Web page and app entries:

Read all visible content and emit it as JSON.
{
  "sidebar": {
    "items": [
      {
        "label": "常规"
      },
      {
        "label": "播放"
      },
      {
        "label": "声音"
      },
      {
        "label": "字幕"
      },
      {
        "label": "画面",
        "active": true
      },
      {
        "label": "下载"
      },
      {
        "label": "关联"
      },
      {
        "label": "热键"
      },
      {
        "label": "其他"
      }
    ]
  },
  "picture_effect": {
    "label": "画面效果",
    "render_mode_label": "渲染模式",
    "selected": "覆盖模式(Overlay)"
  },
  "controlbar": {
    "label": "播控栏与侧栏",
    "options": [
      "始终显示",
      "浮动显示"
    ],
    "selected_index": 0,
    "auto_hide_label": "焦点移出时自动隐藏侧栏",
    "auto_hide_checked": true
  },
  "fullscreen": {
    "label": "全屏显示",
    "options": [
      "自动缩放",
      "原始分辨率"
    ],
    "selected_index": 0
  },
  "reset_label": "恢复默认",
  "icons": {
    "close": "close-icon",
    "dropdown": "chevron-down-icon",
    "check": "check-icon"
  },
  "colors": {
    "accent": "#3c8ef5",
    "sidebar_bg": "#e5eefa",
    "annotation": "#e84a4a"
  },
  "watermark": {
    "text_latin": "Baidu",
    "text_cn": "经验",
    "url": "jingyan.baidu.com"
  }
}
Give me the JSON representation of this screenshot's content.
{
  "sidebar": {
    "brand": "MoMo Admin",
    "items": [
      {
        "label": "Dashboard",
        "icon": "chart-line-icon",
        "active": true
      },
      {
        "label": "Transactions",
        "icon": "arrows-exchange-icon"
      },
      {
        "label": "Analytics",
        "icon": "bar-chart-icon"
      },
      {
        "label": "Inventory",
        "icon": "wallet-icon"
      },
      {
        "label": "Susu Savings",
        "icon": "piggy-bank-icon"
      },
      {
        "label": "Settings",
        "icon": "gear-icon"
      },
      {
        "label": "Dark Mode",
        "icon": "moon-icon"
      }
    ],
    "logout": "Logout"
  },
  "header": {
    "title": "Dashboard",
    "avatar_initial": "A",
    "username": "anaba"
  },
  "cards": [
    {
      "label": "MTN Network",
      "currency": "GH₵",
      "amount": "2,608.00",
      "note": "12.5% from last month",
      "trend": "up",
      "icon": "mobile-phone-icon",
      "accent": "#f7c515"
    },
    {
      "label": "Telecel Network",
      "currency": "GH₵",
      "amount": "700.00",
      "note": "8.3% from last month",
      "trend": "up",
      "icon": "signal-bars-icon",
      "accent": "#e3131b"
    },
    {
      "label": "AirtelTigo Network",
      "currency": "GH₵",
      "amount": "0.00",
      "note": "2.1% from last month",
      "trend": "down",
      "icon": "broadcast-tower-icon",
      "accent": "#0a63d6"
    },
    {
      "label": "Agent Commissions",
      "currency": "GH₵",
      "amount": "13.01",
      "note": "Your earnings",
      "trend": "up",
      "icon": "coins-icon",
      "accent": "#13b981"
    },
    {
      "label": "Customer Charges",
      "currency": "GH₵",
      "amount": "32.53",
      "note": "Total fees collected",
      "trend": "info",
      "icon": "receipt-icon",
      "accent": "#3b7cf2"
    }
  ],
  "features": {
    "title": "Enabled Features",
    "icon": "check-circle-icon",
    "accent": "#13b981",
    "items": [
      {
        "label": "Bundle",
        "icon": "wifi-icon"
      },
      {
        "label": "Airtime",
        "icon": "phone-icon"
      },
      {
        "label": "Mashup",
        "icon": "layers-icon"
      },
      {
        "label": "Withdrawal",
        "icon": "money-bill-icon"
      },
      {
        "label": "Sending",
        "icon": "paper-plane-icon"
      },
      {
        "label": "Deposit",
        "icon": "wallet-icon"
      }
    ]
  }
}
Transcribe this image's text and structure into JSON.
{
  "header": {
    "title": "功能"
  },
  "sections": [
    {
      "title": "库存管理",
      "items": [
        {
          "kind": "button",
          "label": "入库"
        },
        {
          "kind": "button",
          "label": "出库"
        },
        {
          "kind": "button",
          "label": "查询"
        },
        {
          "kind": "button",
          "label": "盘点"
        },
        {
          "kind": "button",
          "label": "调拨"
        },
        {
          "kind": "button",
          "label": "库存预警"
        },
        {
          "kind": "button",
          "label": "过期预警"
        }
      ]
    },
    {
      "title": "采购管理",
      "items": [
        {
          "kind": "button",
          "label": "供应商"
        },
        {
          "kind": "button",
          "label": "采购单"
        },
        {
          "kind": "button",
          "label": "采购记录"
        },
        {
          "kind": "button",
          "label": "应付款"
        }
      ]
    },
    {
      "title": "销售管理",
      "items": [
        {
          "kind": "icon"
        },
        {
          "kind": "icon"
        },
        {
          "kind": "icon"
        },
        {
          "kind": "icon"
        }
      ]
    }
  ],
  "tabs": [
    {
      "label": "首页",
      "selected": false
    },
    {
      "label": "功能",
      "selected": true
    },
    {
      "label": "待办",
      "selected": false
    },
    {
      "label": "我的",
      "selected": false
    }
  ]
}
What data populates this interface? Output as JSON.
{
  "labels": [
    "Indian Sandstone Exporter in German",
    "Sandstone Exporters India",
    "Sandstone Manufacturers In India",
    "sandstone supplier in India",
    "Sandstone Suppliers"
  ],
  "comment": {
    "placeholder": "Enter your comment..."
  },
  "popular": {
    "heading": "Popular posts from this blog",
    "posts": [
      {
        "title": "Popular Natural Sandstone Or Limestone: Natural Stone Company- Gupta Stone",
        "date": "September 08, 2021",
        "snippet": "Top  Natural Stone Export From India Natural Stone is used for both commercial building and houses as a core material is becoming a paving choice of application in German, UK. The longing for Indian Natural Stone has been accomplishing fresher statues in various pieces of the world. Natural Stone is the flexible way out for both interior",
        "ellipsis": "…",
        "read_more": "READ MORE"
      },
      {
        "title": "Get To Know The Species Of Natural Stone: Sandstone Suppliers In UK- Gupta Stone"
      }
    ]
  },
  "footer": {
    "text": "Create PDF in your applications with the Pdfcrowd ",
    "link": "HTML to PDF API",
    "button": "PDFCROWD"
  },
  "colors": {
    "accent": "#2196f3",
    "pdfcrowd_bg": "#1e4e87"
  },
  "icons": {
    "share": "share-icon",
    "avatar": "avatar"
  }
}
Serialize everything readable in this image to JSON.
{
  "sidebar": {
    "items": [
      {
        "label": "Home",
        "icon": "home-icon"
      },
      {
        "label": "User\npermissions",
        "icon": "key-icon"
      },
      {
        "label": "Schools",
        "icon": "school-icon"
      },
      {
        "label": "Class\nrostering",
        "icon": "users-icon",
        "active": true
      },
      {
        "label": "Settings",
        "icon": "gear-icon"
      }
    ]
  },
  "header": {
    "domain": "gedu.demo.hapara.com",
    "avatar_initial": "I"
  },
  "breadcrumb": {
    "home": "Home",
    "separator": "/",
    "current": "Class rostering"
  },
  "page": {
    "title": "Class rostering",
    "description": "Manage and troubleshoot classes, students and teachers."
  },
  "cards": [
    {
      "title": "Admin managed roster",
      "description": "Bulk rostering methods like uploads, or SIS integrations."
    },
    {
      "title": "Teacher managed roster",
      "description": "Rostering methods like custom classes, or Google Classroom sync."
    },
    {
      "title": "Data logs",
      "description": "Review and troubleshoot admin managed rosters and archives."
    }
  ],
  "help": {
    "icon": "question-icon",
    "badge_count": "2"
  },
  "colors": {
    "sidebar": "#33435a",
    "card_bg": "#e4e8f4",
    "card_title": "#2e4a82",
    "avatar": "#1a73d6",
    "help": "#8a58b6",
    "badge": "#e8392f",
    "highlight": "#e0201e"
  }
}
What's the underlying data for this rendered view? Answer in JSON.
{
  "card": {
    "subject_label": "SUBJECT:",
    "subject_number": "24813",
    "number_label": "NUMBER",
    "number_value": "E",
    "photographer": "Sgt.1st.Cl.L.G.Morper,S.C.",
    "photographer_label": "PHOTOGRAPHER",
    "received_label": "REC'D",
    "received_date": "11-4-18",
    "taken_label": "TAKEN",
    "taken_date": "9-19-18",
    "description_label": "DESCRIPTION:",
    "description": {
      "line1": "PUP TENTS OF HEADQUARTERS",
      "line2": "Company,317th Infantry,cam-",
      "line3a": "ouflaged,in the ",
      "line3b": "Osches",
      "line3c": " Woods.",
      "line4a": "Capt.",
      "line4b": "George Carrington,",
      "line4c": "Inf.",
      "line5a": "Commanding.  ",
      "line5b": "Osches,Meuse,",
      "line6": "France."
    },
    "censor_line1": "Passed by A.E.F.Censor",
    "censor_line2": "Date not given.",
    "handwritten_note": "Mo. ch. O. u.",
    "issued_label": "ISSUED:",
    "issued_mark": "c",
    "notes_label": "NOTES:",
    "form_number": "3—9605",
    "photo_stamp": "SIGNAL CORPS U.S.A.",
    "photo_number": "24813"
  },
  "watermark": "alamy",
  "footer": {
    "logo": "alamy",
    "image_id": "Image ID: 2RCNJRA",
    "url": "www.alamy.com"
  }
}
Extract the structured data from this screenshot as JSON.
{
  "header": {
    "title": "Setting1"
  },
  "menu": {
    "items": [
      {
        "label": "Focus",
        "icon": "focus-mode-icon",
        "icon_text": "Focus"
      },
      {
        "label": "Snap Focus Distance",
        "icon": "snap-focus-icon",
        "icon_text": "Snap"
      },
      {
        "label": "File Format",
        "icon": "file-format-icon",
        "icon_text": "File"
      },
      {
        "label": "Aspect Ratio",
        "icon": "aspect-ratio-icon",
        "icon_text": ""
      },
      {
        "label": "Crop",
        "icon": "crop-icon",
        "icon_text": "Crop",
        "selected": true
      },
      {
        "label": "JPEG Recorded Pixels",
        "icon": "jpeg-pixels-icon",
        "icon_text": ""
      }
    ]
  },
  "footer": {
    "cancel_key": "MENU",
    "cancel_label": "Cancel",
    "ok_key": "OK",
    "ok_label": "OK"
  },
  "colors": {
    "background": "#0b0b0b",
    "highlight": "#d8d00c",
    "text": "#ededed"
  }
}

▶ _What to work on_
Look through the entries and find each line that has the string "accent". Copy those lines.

▶ _Task solution_
    "accent": "#3c8ef5",
      "accent": "#f7c515"
      "accent": "#e3131b"
      "accent": "#0a63d6"
      "accent": "#13b981"
      "accent": "#3b7cf2"
    "accent": "#13b981",
    "accent": "#2196f3",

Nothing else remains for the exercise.